Depicting the atomic bomb through a media platform — such as the graphic novel — makes history and complex science such as like nuclear fission accessible to a variety of readers from teenagers to adults, which Fetter-Vorm hoped to achieve.
Seniors Karl Boveng and Chloe Newlon agreed.
“I’m probably more likely to read this graphic novel than one of my dad’s long, tiny print, books,” Newlon said. “I think it’s interesting how graphic novels are being used more to depict serious subjects that are maybe more controversial and difficult to present to the public in a way that is sensitive, but also blunt.”
Boveng said he thinks graphic novels are rising in popularity among his generation.
“He picked an interesting topic and did it justice,” Boveng said.
Fetter-Vorm’s interest in writing about the atomic bomb was piqued after hearing stories of his grandfather working on the Manhattan Project that led to the bomb.
Images of an atomic bomb test also ignited Fetter-Vorm’s approach to the subject matter. The graphic novel took him four years to create.

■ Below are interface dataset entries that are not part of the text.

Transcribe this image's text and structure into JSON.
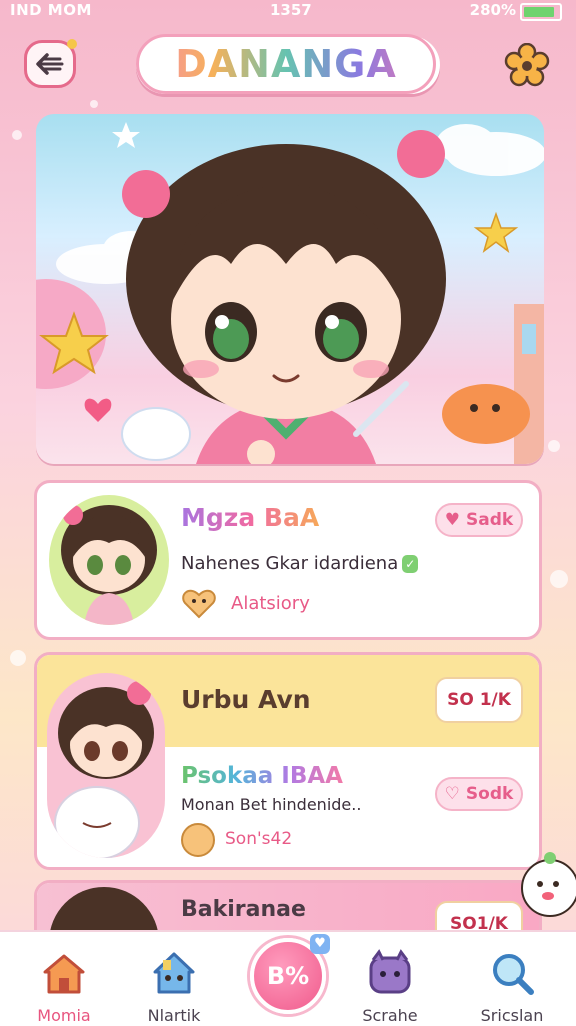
{
  "status_bar": {
    "carrier": "IND MOM",
    "time": "1357",
    "battery": "280%"
  },
  "header": {
    "logo_text": "DANANGA"
  },
  "cards": [
    {
      "title": "Mgza BaA",
      "subtitle": "Nahenes Gkar idardiena",
      "meta": "Alatsiory",
      "action": "Sadk"
    },
    {
      "title": "Urbu Avn",
      "badge": "SO 1/K",
      "subtitle_title": "Psokaa IBAA",
      "subtitle": "Monan Bet hindenide..",
      "meta": "Son's42",
      "action": "Sodk"
    },
    {
      "title": "Bakiranae",
      "badge": "SO1/K"
    }
  ],
  "nav": [
    {
      "label": "Momia",
      "icon": "home-icon"
    },
    {
      "label": "Nlartik",
      "icon": "house-icon"
    },
    {
      "label": "B%",
      "icon": "center-action",
      "badge": "♥"
    },
    {
      "label": "Scrahe",
      "icon": "monster-icon"
    },
    {
      "label": "Sricslan",
      "icon": "search-icon"
    }
  ],
  "colors": {
    "accent": "#e8557f",
    "pink": "#f7c6d6",
    "yellow_band": "#fbe49a"
  }
}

“A lot of the difficulties of the book was trying to imagine something that is that intense, that dark and try to do it as faithfully as possible,” Fetter-Vorm said.
Fetter-Vorm also depended on a portrait of physicist J. Robert Oppenheimer to create the “Trinity” character.
“Dr. Oppenheimer was the lead scientist. He was a fascinating character,” Fetter-Vorm said.
Fetter-Vorm placed the portrait on the overhead for students to see. He said it was the piercing gaze that provided guidance and inspiration.
“This is a man responsible for the atomic bomb and one of most outspoken and articulate critics after it was released in the world. He’s a very tortured man.”
Fetter-Vorm said his artistic style was influenced from period photographs and 1940s comics.
Using pencil, paper, black ink and Photoshop for gray tones, Fetter-Vorm showed the process from storyboard sketches to a page of finalized panels.
Currently, he is completing another graphic novel about the Civil War and has set his sights — and his pen — on a graphic novel about the American West.
Reporter Hilary Matheson may be reached at 758-4431 or by email at firstname.lastname@example.org.